How to Use a Trellis
Working with a trellis is a little more complex than sticking it next to your veggies and hoping they get the hint. There is quite a bit of prep work you need to do before and during the growing process to achieve your desired results.
The first essential step happens even before you sink your trellis into the dirt. Cucumbers need to be seeded in warm, fertile soil 36 to 60 inches apart. You’ll want to work compost or composted manure into soil if possible.
Training your cucumbers to climb the trellis is also an essential step. To do so, you’ll need to guide them to wrap around the support. Typically, the vines will cling to the support and continue to grow upward once this has occurred.
If for some reason this doesn’t happen independently, you can always gently tie the vines to the trellis with soft cloth strips. If you do go this route, just make sure that you tie the strips loosely around the vine, giving them at least an inch worth of space in a loop for the stems to grow.
Here’s a great video on pruning and growing cucumbers on a trellis by Lean Organic Gardening:
Can I Make My Own Trellis?
A typical trellis design is going to look a bit rudimentary, to the point where you may think that it can turn into a DIY project. Indeed, there are plenty of creative ideas out there that make it an attractive option. However, looks can be deceiving.
The trick to making a good trellis yourself is making one that is sturdy enough to support the growth of the cucumber as it climbs upward.

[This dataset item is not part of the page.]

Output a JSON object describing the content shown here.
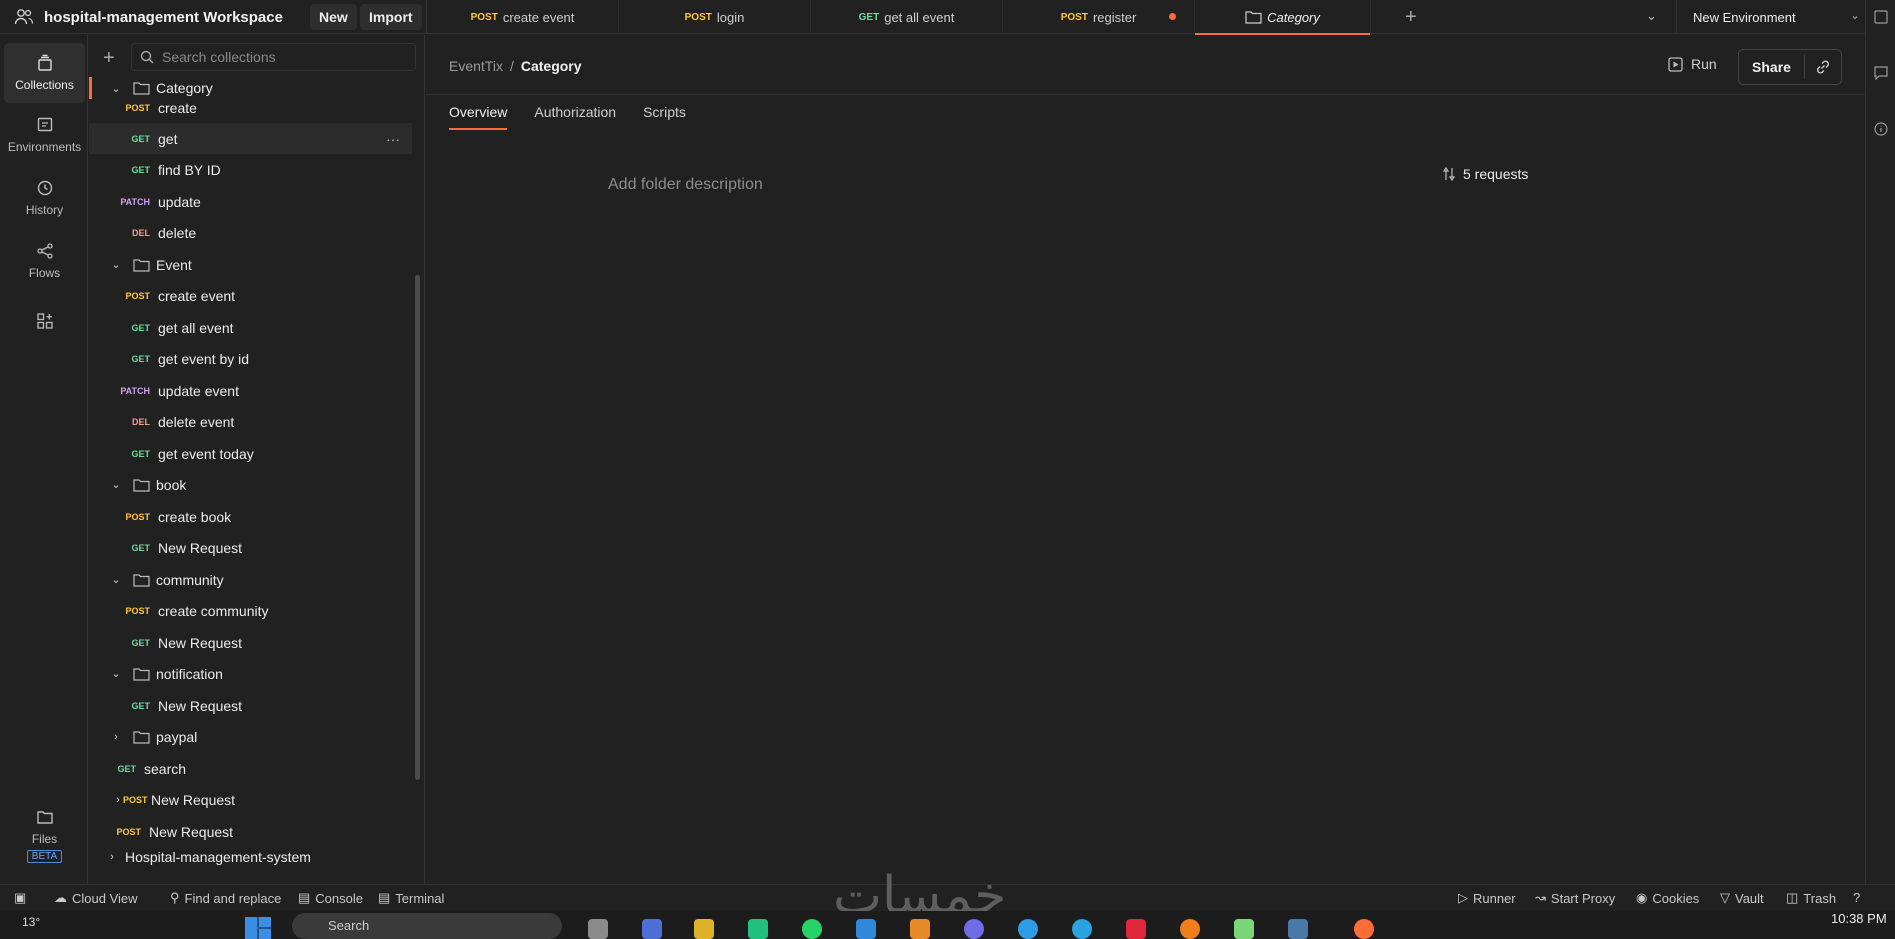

If the weight of the veggies or the path of the vines causes the trellis to lose its structural integrity, then you’ll be left with more than a failed DIY project. You’ll have cucumbers that won’t be grown to your specifications.
As such, unless you’re really confident in your building skills, it’s wise to leave the trellising up to the pros. While it may cost a little more, the long-term gain of consistently grown veggies is worth the additional price tag.
How Working with a Trellis May Look Like
If you haven’t worked with a trellis before, you can take comfort in knowing that they’re not all that difficult to work with. This video does a good job of guiding you through the process of using a trellis to grow you cucumbers from beginning to end. While it does require you to get a little dirty, that’s hardly a surprise all things considered.
Our Recommendation: Gardener’s Wire A-Frame Trellis
The Gardener’s Wire A-Frame Trellis is a solid product to purchase because it reinforces a lot of the essential elements that you should be looking for when you purchase a trellis for cucumbers. While the trellis touts certain metrics that align itself with convenience, the heavy-duty construction is its main allure.
Remember, cucumbers aren’t light – at least, full-grown ones aren’t. As such, the basic laws of physics dictate that their weight will exert a certain level of force on whatever trellis you purchase. A proper trellis like the Gardener’s Wire A-Frame Trellis provides the sturdy reinforcement needed to withstand the pull and tug of cucumbers as they grow.
A sturdy trellis that can withstand growth is also very important if you plan on growing cucumbers over in the long-term. The new harvest will grow differently than the old one, which will then exert their force of growth in different manners. A heavy-duty trellis will be able to adapt to newer growth patterns without a hiccup.
Another positive that this trellis offers is its ability to fold and store easily. This may be important if you live in a colder climate and would prefer to put your gardening elements away during the off-season. This isn’t a bad idea, of course, since it will add to the longevity of the equipment.
Whatever product you end up purchasing, keep in mind that each product operates under the premise of not only making your life as a gardener easier, but also to make the veggies you’re growing better. At the end of the day, you can’t ask for a better combination than that.